> at the moment. If we accelerate our emissions, the saturation rate
> increase," she said.
> Fung's model suggests that as heat and droughts increase, plants
> their intake of carbon dioxide to save water. Ultimately, they stop
> absorbing it at all. Similarly, as the oceans heat up they
> absorb carbon dioxide which then collects near the surface, further
> preventing absorption and accelerating global warming.
> Using data from 1982 onwards, Fung said the northern hemisphere has
> "greened" each spring and summer as the climate has warmed,
> more atmospheric CO2 being absorbed by plants.
> However, since 1994, as droughts have made the world hotter and
> plants have been unable to cope. Even though plants could take in
> CO2 in spring, that has been offset by decreasing CO2 uptake during
> summers which have become increasingly dry, literally "browning"
> "We're saying `hold on a second plants may not be happier in a
> and drier world'. This negative effect of hot, dry summers
> wiped out the benefits of warm, wet springs. If you look at
> pictures of the Earth over this time you can actually see this
> now," Fung said.
> Fung's planet model predicts that by 2050 as the biosphere
> absorb CO2 being pumped into the atmosphere by humans burning
> fuels faster and faster the planet will not be able to keep up,
> that, at a low estimate, global temperatures will rise 1.4°C .
> "The Earth has a natural rate of absorption that you just cannot
> accelerate you can't make the land accept more CO2 just because
> being released," she said. "If the rate of fossil fuel emissions
> high, the carbon storage capacity of the land and oceans decreases
> climate warming accelerates."
> Last week the World Wildlife Federation warned that Scotland's
> temperature for 2005 is 1°C above average.

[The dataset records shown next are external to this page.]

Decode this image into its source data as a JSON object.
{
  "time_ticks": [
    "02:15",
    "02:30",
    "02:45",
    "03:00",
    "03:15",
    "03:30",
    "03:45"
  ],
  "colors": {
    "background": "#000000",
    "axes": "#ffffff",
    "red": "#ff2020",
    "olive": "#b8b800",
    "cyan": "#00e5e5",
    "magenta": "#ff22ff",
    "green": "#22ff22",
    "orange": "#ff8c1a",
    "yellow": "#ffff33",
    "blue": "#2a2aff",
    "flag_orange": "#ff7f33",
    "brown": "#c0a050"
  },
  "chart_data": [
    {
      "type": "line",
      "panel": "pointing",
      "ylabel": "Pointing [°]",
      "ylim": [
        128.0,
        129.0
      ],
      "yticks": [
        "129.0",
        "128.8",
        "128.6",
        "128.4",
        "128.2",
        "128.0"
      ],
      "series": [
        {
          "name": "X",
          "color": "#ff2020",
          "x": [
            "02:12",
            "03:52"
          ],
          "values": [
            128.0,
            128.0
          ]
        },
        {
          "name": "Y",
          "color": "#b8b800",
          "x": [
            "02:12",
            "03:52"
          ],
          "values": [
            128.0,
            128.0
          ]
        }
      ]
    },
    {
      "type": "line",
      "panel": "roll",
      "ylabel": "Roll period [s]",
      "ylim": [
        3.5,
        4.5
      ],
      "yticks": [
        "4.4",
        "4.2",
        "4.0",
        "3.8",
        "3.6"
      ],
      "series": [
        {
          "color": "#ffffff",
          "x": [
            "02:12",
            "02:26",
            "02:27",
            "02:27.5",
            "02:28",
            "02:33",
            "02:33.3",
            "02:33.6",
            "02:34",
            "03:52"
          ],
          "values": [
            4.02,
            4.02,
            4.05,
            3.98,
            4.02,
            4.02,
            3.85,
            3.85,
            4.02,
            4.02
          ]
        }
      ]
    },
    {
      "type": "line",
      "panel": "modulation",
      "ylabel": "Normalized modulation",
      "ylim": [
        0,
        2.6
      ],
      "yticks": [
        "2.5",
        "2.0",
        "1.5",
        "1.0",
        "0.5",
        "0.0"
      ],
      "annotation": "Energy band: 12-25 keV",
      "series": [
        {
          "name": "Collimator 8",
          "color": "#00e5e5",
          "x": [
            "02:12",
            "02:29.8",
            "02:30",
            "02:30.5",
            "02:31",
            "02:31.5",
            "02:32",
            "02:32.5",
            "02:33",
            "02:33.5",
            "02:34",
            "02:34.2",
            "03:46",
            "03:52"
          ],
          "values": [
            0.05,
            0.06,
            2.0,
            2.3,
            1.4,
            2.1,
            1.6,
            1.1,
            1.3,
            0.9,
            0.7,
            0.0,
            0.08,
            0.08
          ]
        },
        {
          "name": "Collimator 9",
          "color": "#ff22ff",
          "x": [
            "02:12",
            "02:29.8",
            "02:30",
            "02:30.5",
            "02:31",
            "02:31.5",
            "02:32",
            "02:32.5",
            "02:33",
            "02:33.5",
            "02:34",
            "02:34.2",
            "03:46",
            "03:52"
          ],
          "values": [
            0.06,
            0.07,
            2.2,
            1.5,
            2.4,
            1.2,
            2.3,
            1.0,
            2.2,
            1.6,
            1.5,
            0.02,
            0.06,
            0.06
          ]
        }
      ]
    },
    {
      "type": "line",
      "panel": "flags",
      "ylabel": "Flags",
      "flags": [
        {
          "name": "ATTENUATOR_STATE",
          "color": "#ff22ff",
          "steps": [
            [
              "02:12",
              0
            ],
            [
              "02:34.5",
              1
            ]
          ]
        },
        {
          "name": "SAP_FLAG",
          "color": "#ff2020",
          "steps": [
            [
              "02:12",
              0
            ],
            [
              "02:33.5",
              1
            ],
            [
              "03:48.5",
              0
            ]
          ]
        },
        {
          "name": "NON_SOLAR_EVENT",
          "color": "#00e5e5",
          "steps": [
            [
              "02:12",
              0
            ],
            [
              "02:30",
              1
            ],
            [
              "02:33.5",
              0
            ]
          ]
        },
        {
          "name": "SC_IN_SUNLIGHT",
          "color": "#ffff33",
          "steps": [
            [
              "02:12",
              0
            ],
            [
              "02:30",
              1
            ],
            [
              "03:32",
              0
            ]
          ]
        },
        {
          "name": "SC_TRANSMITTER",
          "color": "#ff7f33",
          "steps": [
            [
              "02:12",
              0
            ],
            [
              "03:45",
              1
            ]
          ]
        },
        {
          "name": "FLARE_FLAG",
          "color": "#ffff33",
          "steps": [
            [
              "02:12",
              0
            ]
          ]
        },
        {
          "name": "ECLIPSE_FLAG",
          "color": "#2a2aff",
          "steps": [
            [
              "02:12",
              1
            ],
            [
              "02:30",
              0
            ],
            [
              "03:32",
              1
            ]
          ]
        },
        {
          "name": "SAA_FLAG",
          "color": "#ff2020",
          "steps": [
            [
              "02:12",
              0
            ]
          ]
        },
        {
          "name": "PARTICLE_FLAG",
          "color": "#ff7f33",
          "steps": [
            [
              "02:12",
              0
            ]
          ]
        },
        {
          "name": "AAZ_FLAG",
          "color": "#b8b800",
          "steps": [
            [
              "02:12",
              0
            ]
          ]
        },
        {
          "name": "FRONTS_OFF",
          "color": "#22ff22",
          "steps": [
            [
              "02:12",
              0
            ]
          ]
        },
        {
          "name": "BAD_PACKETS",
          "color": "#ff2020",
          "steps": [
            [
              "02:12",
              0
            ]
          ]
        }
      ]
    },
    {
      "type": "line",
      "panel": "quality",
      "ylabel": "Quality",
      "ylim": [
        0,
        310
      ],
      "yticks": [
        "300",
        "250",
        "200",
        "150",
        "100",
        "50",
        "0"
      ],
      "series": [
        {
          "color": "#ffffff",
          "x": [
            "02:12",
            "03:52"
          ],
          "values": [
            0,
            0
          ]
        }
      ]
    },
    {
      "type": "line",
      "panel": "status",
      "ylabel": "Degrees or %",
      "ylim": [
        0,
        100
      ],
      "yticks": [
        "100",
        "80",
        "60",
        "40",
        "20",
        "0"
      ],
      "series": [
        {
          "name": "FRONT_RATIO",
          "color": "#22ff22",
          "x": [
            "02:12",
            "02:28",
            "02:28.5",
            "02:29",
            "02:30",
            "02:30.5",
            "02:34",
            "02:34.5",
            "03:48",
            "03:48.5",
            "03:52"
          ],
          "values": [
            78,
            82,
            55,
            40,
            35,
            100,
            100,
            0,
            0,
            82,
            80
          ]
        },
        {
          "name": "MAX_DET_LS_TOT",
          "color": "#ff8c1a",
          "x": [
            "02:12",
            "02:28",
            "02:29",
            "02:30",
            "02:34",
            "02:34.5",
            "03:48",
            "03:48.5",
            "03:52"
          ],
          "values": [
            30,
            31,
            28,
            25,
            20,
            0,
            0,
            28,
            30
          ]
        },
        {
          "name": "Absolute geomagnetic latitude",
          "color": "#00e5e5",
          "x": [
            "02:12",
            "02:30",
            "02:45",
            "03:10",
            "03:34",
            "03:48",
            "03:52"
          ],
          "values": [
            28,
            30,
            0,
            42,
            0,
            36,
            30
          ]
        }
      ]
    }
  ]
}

Overall, Scotland's
> annual temperature has increased by 1°C in the past four decades.
> Friends of the Earth Scotland's Dr Dan Barlow warned: "It is not
> surprising that the Earth's ability to deal with rising carbon
> has limits and it is increasingly clear that we have a very narrow
> in which to act to avert climate chaos."
> Dr David Reay of the Institute of Atmospheric and Environmental
> at the University of Edinburgh said the study's predictions
> "As scientists we're aware that you cannot keep pumping CO2 into
> atmosphere and expect the Earth to keep absorbing it. This study
> important in terms of giving us a window on the future," he said.
> Fung, one of the world's leading climate scientists, has spent
> studying the carbon cycle of the planet, producing a sophisticated
> which takes into account the tiniest of details, such as the
> oceans and forest floor litter decomposition rates and the effects
> temperature, rainfall, clouds and wind speed on these kinds of
> She told the Sunday Herald: "The Earth is entering a climate space
> never seen before we don't know where the threshold is. You
> that a one or two degree increase is not all that much but if
> the threshold, it could make a big difference."
> 07 August 2005